If your sump pump is the manual type that does not include the integrated float switch, and you’re tired of replacing this switch due to failure, here are a few things to consider:
While the quality of your pump is important, it's useless without a reliable switch.
The type of switch you choose will depend on your basin, your water table, and your pump.
Modern technology has introduced some great new options in the world of sump pump switches.
To Piggy-Back or Not to Piggy-Back
A piggy-back plug is one that features prongs on one side and an additional outlet on the other.
Look at the number of power cords coming from your sump basin. Is there one cord or two? If there are two cords, you likely have a piggy-back plug.
The benefit of these is that you can unplug the cords from the wall, separate them, and plug the pump directly into the outlet without the switch - allowing you to test the pump by itself.
Tether Float Switches
A tether float switch features a float tethered to the pump, and is more common with sewage pumps or larger basins. As the water rises, the float rises, causing the tether to flip the switch and turn on the pump.
Once the water level drops, the float drops, loosening the tether, releasing the switch, and shutting off the pump.
These are fine for larger sump pits, but may get caught on the basin wall or on the pump itself in some cases, rendering it inoperable.
Vertical float switches work similarly to a tether switch, but they slide up and down on a vertical rod rather than being loosely tethered.

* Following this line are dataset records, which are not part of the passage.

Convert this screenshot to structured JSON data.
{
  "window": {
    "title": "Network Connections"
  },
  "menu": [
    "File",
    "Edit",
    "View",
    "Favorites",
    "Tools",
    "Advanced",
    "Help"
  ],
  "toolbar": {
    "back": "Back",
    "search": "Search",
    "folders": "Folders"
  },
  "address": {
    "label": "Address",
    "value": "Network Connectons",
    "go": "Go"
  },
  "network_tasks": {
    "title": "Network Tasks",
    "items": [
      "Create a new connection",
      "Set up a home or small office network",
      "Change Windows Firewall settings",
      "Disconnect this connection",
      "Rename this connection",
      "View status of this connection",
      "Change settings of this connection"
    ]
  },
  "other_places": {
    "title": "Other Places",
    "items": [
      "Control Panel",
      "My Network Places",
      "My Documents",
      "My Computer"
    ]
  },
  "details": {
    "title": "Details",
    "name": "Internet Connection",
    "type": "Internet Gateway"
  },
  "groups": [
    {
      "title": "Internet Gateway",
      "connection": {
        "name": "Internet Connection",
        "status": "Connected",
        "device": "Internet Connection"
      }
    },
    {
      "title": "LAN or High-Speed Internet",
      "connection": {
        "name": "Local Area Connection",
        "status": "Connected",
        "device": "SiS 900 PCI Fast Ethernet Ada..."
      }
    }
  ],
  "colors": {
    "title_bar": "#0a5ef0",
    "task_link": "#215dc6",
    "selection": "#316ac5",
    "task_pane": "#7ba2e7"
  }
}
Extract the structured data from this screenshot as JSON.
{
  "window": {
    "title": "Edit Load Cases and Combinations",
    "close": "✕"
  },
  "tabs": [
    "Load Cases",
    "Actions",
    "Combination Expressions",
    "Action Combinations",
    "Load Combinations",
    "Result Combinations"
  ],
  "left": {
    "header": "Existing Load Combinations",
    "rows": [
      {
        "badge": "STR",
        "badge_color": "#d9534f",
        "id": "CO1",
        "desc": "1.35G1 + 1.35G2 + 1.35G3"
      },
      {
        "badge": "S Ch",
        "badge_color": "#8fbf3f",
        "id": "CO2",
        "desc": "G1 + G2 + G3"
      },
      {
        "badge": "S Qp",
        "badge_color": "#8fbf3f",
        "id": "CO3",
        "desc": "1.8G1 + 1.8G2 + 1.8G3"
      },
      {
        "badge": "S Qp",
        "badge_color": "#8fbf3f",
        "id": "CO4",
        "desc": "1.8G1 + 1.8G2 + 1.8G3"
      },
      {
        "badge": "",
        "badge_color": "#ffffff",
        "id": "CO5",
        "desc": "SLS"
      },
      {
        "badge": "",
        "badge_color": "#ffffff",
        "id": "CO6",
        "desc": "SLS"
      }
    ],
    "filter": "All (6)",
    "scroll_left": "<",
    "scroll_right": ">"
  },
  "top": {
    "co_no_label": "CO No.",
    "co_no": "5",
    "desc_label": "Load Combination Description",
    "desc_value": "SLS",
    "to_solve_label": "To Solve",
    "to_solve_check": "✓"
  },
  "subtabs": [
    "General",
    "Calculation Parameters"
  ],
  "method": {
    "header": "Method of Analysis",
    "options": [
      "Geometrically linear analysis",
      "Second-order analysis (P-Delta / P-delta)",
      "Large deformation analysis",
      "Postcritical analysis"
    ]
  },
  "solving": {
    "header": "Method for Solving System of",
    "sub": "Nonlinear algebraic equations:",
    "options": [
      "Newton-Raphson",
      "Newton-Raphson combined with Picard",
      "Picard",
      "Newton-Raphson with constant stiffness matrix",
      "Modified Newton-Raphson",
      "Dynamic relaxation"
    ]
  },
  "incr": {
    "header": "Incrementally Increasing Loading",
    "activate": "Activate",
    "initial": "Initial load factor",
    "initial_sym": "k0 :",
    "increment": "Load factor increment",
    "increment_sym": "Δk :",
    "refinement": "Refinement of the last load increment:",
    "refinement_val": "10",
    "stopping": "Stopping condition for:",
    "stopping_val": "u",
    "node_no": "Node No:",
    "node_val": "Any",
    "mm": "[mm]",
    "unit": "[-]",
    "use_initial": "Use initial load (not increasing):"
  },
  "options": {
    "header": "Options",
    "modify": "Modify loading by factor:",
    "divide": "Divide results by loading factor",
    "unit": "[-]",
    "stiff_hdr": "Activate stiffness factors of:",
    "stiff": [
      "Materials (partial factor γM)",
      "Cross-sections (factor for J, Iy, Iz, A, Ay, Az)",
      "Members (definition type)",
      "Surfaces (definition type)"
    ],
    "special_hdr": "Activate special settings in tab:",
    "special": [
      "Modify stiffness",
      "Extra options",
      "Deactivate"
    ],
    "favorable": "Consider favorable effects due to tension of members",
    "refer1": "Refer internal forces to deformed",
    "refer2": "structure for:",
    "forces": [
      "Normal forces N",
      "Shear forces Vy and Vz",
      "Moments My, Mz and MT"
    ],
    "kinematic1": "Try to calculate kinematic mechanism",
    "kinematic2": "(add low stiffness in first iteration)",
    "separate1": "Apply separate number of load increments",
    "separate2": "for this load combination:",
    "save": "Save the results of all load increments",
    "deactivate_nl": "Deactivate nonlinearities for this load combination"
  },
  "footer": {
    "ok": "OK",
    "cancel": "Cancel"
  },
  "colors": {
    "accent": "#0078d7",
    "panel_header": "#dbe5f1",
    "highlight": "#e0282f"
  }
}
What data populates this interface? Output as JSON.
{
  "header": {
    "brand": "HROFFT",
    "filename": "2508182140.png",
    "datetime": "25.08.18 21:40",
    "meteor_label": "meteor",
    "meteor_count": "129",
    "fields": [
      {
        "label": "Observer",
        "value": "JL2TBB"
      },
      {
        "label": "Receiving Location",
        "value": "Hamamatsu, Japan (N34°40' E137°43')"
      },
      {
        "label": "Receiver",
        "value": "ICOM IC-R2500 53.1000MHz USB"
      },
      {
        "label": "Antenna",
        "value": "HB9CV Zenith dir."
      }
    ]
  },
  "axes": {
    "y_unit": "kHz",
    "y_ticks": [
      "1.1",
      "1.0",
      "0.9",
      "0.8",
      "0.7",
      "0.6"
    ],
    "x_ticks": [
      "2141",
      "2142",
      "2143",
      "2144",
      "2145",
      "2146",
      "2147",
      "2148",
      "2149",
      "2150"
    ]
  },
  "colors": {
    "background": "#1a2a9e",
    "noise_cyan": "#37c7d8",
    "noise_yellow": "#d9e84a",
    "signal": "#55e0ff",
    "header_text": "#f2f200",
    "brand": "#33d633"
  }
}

These are more practical for smaller basins where a tether float could get stuck. They work well in confined spaces, but still rely upon a float, which can be compromised if the float is punctured and takes in water.